Aeqai Review: Heather Jones at the Taft Museum of Art

“A Sense of Home: New Quilts by Heather Jones,” Taft Museum of Art, through February 18, 2018.

December 23rd, 2017 | Published in *, December 2017 | Karen S. Chambers

Jones sees modern quilting as “look(ing) at traditional quilting and then do(ing) its own thing.” 1 For this quilt maker, “its own thing” marries tradition and contemporary abstract art in quilts that are meant to be used and “paintings”—smaller pieced works stretched over wood supports.

Heather Jones, “Something in Your Eyes”, 2017, pieced cotton over wood support, 48” x 36”. Inspired by Robert S. Duncanson (American 1821-1872), “Landscape Mural”, 1850-1852, oil on plaster. Bequest of Mr. and Mrs. Charles Phelps Taft, 1932.239. Longworth Foyer.

Tamara Muente, the associate curator of the Taft, invited Jones to exhibit in the Sinton Gallery, which showcases local artists. Its purpose is to continue Anna and Charles Taft’s desire to educate and inspire the people of Cincinnati. Artists chosen are tasked with creating new works in response to the collection, the house or its history, and the people who lived there. Jones chose a diverse and eclectic mix including paintings, decorative arts, and architectural elements for her eight pieces.

Heather Jones, “Change Every Day”, 2017, pieced cotton over wooden support, 14” x 11”. Inspired by Léonard Limosin (about 1506-1575/7), “François de Clèves, Duke of Nevers”, mid-16th-century, Limoges, France, painted enamel and gilt on copper. Bequest of Mr. and Mrs. Charles Phelps Taft, 1931.305. Renaissance Treasury.

Born in 1976 in Dayton, Jones, who currently lives in Springboro with her husband and two children, studied art history at the University of Cincinnati. She was also painting representational work, mostly landscapes and still lifes. She was drawn to quilting because her septuagenarian great-great Aunt Ollie had made a baby quilt for her. As a teenager, Jones collected vintage quilts, but didn’t begin quilting herself until 2010 because she found the process intimidating.
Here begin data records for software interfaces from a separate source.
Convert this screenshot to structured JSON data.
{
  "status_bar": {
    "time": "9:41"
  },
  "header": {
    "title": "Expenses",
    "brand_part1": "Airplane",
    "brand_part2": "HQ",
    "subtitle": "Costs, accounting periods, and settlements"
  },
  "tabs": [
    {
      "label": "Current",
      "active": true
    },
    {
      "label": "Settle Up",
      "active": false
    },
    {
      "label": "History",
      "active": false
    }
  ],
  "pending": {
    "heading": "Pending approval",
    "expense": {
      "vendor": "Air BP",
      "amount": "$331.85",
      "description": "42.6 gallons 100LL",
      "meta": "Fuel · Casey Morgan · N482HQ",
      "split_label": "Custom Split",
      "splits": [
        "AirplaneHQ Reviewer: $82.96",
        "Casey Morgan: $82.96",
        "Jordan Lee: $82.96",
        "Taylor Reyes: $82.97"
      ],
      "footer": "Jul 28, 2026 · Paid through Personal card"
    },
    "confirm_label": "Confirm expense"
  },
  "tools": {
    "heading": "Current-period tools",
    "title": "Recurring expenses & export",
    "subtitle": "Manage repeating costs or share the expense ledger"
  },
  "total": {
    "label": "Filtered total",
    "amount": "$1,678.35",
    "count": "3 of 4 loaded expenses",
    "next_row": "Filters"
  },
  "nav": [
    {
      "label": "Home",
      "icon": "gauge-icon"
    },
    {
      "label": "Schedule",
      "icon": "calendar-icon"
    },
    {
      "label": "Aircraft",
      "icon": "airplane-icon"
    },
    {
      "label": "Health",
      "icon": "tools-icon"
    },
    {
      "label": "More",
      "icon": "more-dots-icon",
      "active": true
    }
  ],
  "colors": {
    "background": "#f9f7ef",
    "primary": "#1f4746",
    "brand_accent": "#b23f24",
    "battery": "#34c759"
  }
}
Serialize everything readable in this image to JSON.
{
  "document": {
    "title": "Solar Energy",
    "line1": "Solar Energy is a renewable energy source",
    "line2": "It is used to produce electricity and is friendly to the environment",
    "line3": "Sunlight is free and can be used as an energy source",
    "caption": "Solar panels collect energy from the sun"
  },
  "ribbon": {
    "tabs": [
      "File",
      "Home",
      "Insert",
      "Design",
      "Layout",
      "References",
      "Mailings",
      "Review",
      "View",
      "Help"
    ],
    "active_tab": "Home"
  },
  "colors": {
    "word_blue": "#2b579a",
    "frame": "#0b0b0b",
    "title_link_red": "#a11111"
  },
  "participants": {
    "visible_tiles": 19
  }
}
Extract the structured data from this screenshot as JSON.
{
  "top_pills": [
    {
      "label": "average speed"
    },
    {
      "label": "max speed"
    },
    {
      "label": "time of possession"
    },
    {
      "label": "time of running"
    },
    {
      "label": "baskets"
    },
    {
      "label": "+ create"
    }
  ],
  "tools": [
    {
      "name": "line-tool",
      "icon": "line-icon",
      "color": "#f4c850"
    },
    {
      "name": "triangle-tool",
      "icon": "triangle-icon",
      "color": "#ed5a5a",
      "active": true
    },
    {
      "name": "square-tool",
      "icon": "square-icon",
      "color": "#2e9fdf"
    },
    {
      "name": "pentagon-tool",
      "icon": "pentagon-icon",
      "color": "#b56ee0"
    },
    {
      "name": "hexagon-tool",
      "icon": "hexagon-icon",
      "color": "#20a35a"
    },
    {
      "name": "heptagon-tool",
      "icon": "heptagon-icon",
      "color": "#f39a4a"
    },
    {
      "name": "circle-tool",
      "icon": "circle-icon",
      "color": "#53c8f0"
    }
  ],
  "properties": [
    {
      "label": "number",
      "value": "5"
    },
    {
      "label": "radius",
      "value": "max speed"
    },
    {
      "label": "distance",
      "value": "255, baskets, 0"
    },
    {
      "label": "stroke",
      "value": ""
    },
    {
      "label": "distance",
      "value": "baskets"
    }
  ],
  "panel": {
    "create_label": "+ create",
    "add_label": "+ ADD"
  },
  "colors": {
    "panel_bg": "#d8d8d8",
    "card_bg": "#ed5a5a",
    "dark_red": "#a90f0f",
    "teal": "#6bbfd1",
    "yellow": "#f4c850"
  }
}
Jones’ aesthetic is an amalgam of traditional quilt patterns, new designs inspired by her environment, and contemporary abstract painting. Her husband, Jeffrey Cortland Jones, who is a minimalist abstract painter and professor at the University of Dayton, introduced her to the work of Josef Albers, Mark Rothko, and Robert Ryman. Jones added Ellsworth Kelly and Sean Scully to the list. All of those painters influenced her desire “to pare things down to their most essential elements.” 2 The bold abstract designs of quilter Denyse Schmidt and the improvisational approach to composition of the quilters of Gee’s Bend also migrated into Jones’s style. 3

Like traditional quilters who took what they saw around them to devise patterns such as flying geese, rail fence, churn dash, and log cabin, 4 Jones uses her surroundings to spark her creativity. She gravitates to mundane things such as grain silos, painted parking lot grids, industrial machine components, agricultural buildings, etc. 5

For this exhibition, the artist selected works that she was visually drawn to and, as I mentioned, it was a diverse and eclectic lot. It included the siding of the original house in What You Can’t See (Sometimes Jones’s titles “are lyrics to songs or lines of poetry; other times they are words that I like the sound of when they are strung together” 6 ), an 18th-century Chinese vase for From the Darkness, and John Singer Sargent’s 1887 portrait of Robert Louis Stevenson for Don’t Look Back.